Ready For A Handicapped-Accessible Van? What To Consider

Posted on: 12 July 2018

Wheelchair life takes getting used to. If you're feeling more confident about ambulating and socializing in your chair, you may finally feel comfortable with your new life, even with a handicap. When you're finally beginning to see that your life can be as rich and social as anyone else's, you may want to drive. You'll need a wheelchair-accessible or handicap van. To ensure suitability, what should take focus while searching?

Body Space

You don't want to feel squished or uncomfortable in your own car, even with your chair. If space seems tight, move on. You shouldn't only feel fine in behind the wheel; there will be times when you're being transported by a caregiver or another person, so you should at all times feel there's sufficient room.


The van roof is important to you because you don't want to injure yourself whenever you drive. If you roll into position only to find your head is in contact with the van roof, keep looking.

Mobility Controls

The existing hand setup may seem bulky. Luckily, you can shop around separately for a system of mobility buttons and levers which feels better. Of course, that could mean more money invested in the van, but if you love one van for other reasons or are getting a reasonable discount or deal, installing another system is a possibility. The search can also continue until you find a van with a hand system you like already installed.

Ramp Setup

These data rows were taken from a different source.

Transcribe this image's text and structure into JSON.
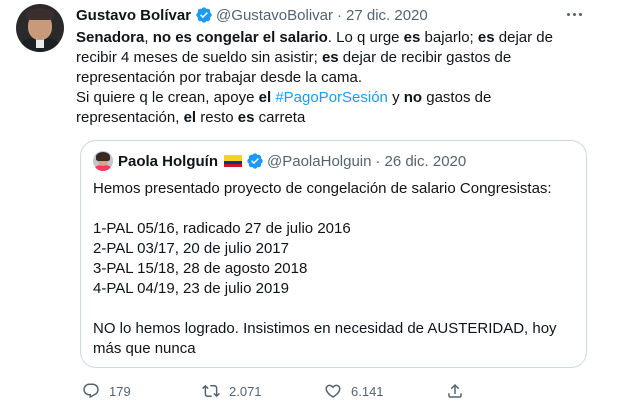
{
  "author": {
    "name": "Gustavo Bolívar",
    "handle": "@GustavoBolivar",
    "separator": "·",
    "date": "27 dic. 2020"
  },
  "tweet_lines": [
    [
      {
        "t": "Senadora",
        "b": true
      },
      {
        "t": ", ",
        "b": false
      },
      {
        "t": "no es congelar el salario",
        "b": true
      },
      {
        "t": ". Lo q urge ",
        "b": false
      },
      {
        "t": "es",
        "b": true
      },
      {
        "t": " bajarlo; ",
        "b": false
      },
      {
        "t": "es",
        "b": true
      },
      {
        "t": " dejar de",
        "b": false
      }
    ],
    [
      {
        "t": "recibir 4 meses de sueldo sin asistir; ",
        "b": false
      },
      {
        "t": "es",
        "b": true
      },
      {
        "t": " dejar de recibir gastos de",
        "b": false
      }
    ],
    [
      {
        "t": "representación por trabajar desde la cama.",
        "b": false
      }
    ],
    [
      {
        "t": "Si quiere q le crean, apoye ",
        "b": false
      },
      {
        "t": "el",
        "b": true
      },
      {
        "t": " ",
        "b": false
      },
      {
        "t": "#PagoPorSesión",
        "tag": true
      },
      {
        "t": " y ",
        "b": false
      },
      {
        "t": "no",
        "b": true
      },
      {
        "t": " gastos de",
        "b": false
      }
    ],
    [
      {
        "t": "representación, ",
        "b": false
      },
      {
        "t": "el",
        "b": true
      },
      {
        "t": " resto ",
        "b": false
      },
      {
        "t": "es",
        "b": true
      },
      {
        "t": " carreta",
        "b": false
      }
    ]
  ],
  "quoted": {
    "name": "Paola Holguín",
    "handle": "@PaolaHolguin",
    "separator": "·",
    "date": "26 dic. 2020",
    "lines": [
      "Hemos presentado proyecto de congelación de salario Congresistas:",
      "",
      "1-PAL 05/16, radicado 27 de julio 2016",
      "2-PAL 03/17, 20 de julio 2017",
      "3-PAL 15/18, 28 de agosto 2018",
      "4-PAL 04/19, 23 de julio 2019",
      "",
      "NO lo hemos logrado. Insistimos en necesidad de AUSTERIDAD, hoy",
      "más que nunca"
    ]
  },
  "actions": {
    "replies": "179",
    "retweets": "2.071",
    "likes": "6.141"
  },
  "icons": {
    "verified": "verified-badge-icon",
    "more": "more-options-icon",
    "reply": "reply-icon",
    "retweet": "retweet-icon",
    "like": "heart-icon",
    "share": "share-icon"
  },
  "colors": {
    "accent": "#1d9bf0",
    "muted": "#536471",
    "text": "#0f1419",
    "border": "#cfd9de"
  }
}
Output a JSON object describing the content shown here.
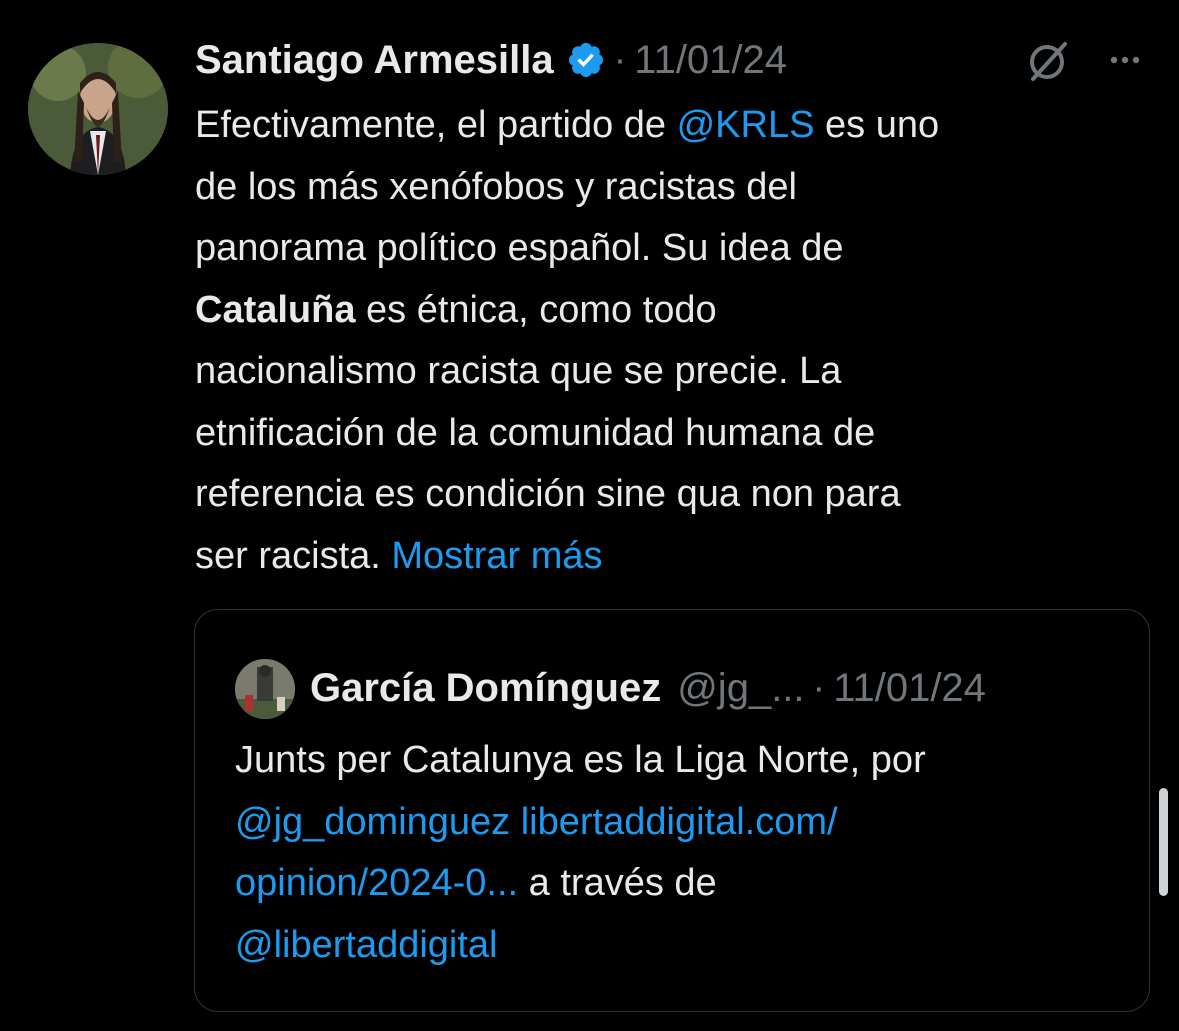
{
  "tweet": {
    "author_name": "Santiago Armesilla",
    "separator": "·",
    "date": "11/01/24",
    "verified": true,
    "icons": [
      "verified-badge-icon",
      "grok-icon",
      "more-options-icon"
    ],
    "lines": {
      "l1_a": "Efectivamente, el partido de ",
      "l1_link": "@KRLS",
      "l1_b": " es uno",
      "l2": "de los más xenófobos y racistas del",
      "l3": "panorama político español. Su idea de",
      "l4_bold": "Cataluña",
      "l4_b": " es étnica, como todo",
      "l5": "nacionalismo racista que se precie. La",
      "l6": "etnificación de la comunidad humana de",
      "l7": "referencia es condición sine qua non para",
      "l8_a": "ser racista. ",
      "l8_link": "Mostrar más"
    }
  },
  "quoted_tweet": {
    "author_name": "García Domínguez",
    "handle": "@jg_...",
    "separator": "·",
    "date": "11/01/24",
    "lines": {
      "l1": "Junts per Catalunya es la Liga Norte, por",
      "l2_link": "@jg_dominguez libertaddigital.com/",
      "l3_link": "opinion/2024-0...",
      "l3_b": " a través de",
      "l4_link": "@libertaddigital"
    }
  },
  "colors": {
    "background": "#000000",
    "text": "#e7e9ea",
    "secondary": "#71767b",
    "link": "#1d9bf0",
    "border": "#2f3336"
  }
}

A ramp will extend so riding up and down for entry and exit can happen. Some ramps are powered by the car's battery and will automatically fold and extend. Some ramps are simply wound by hand. If you're someone whose handicap affects your arms, this is obviously going to create an issue to work around. Even if your arms are strong, it's not always desirable to have to exert that much effort.

This setup too can be adjusted. Money will need to be kept aside for that, so it could mean looking for more affordable vehicles if you're set on an electric model that isn't showing up in any of the vans you've seen.

Your van can be customized further so that it's perfect for your chair and the trips you're likely to take. Retailers, other handicapped drivers, and caregivers can weigh in, but your attention toward these issues will enable solid choices about the van you want. For more information, contact a company like Lone Star Handicap Vans.